── Stored data

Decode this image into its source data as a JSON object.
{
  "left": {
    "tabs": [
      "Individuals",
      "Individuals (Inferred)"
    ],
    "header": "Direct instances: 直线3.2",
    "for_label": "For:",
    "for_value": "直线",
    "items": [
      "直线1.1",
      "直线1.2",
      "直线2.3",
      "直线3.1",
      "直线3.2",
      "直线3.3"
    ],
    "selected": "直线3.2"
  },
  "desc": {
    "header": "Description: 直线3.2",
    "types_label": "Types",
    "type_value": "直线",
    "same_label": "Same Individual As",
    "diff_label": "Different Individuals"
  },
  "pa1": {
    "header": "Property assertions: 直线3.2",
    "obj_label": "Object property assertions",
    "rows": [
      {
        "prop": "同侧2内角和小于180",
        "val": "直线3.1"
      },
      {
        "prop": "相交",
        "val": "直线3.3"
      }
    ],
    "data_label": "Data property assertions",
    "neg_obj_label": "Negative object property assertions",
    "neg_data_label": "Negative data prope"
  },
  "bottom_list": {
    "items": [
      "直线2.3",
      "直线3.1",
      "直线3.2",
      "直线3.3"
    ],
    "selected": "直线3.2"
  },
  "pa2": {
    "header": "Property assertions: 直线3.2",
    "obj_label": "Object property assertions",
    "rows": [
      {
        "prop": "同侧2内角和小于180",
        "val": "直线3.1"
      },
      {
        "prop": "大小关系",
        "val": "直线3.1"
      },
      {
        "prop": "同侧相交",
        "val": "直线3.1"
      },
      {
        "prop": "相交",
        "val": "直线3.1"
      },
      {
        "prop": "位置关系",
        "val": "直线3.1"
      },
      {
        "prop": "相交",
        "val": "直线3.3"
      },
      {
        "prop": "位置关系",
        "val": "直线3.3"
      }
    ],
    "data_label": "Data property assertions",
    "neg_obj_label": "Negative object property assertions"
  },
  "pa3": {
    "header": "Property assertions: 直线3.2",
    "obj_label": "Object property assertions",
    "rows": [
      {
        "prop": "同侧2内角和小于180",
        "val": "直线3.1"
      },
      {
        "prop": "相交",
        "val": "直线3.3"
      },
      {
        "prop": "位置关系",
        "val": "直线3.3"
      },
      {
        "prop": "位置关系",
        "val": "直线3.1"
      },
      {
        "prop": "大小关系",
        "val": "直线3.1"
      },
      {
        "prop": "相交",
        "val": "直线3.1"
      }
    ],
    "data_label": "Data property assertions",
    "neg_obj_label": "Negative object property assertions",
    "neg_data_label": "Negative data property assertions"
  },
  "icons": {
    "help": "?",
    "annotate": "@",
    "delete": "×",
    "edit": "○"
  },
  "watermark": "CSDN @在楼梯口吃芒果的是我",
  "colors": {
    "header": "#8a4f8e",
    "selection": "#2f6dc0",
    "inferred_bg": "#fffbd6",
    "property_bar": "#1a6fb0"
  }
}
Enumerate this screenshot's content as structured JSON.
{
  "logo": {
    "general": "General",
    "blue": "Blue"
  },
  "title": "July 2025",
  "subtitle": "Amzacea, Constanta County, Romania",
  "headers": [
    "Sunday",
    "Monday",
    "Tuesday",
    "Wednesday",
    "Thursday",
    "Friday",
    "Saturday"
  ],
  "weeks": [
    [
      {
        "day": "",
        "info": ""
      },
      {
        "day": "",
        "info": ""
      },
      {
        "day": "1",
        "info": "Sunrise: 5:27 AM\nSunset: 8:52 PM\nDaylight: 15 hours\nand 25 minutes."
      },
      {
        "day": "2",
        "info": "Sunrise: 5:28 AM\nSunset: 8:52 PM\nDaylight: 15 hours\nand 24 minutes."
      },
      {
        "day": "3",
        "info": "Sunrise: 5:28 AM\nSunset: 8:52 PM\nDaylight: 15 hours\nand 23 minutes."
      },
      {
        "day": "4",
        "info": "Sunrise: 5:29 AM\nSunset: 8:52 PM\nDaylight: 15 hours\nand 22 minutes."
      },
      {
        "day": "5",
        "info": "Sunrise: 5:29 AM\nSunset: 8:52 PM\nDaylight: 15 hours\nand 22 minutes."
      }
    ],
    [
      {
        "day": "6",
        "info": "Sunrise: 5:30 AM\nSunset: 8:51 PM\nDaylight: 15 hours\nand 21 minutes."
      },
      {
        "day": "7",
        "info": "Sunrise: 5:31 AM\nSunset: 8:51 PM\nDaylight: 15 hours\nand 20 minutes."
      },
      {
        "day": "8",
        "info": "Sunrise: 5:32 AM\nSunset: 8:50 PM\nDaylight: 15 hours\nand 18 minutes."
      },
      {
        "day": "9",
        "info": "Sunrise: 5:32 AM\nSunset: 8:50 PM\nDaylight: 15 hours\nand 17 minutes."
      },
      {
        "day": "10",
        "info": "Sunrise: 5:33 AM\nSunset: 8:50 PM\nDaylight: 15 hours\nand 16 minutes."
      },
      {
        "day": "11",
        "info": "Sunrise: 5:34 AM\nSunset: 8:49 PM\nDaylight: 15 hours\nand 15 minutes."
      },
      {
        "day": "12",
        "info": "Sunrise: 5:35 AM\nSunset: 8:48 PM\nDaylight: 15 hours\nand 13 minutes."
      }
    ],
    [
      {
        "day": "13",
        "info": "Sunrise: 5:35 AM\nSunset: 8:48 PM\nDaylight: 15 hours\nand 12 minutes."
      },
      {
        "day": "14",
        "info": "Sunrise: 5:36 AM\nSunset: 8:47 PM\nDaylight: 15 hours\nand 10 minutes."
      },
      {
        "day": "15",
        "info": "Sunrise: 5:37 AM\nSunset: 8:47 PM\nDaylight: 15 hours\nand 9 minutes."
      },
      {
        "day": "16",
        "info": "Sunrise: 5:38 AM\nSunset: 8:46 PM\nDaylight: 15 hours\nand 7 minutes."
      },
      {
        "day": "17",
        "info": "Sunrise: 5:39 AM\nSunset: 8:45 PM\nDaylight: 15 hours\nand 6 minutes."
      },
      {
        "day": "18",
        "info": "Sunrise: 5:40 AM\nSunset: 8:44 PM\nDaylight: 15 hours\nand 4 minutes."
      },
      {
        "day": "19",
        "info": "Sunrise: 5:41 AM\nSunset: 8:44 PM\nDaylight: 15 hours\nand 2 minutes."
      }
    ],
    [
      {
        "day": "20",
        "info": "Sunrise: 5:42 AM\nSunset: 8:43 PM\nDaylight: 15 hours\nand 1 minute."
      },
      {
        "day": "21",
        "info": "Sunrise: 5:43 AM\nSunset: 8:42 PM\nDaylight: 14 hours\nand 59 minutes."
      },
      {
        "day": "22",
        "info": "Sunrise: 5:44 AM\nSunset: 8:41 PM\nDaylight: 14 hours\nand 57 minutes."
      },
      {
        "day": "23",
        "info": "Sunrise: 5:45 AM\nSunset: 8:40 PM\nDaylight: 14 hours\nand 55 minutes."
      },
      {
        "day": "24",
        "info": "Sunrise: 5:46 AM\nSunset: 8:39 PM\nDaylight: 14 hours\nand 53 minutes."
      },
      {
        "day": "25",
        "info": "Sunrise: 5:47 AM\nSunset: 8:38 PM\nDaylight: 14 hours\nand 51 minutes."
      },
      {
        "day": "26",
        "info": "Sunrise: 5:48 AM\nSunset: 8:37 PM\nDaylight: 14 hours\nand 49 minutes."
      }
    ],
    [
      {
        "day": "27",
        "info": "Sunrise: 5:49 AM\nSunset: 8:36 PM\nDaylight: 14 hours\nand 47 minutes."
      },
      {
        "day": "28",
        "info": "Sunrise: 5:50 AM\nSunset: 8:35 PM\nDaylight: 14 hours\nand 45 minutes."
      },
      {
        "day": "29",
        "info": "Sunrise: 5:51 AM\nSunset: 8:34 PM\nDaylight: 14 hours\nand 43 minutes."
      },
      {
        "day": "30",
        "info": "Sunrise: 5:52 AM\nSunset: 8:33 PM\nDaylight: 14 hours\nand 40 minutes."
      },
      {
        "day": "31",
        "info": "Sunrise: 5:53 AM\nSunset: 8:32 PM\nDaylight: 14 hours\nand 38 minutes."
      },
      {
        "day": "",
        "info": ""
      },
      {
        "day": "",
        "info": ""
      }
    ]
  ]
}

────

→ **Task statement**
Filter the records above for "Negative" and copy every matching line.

→ **Exercise output**
    "neg_obj_label": "Negative object property assertions",
    "neg_data_label": "Negative data prope"
    "neg_obj_label": "Negative object property assertions"
    "neg_obj_label": "Negative object property assertions",
    "neg_data_label": "Negative data property assertions"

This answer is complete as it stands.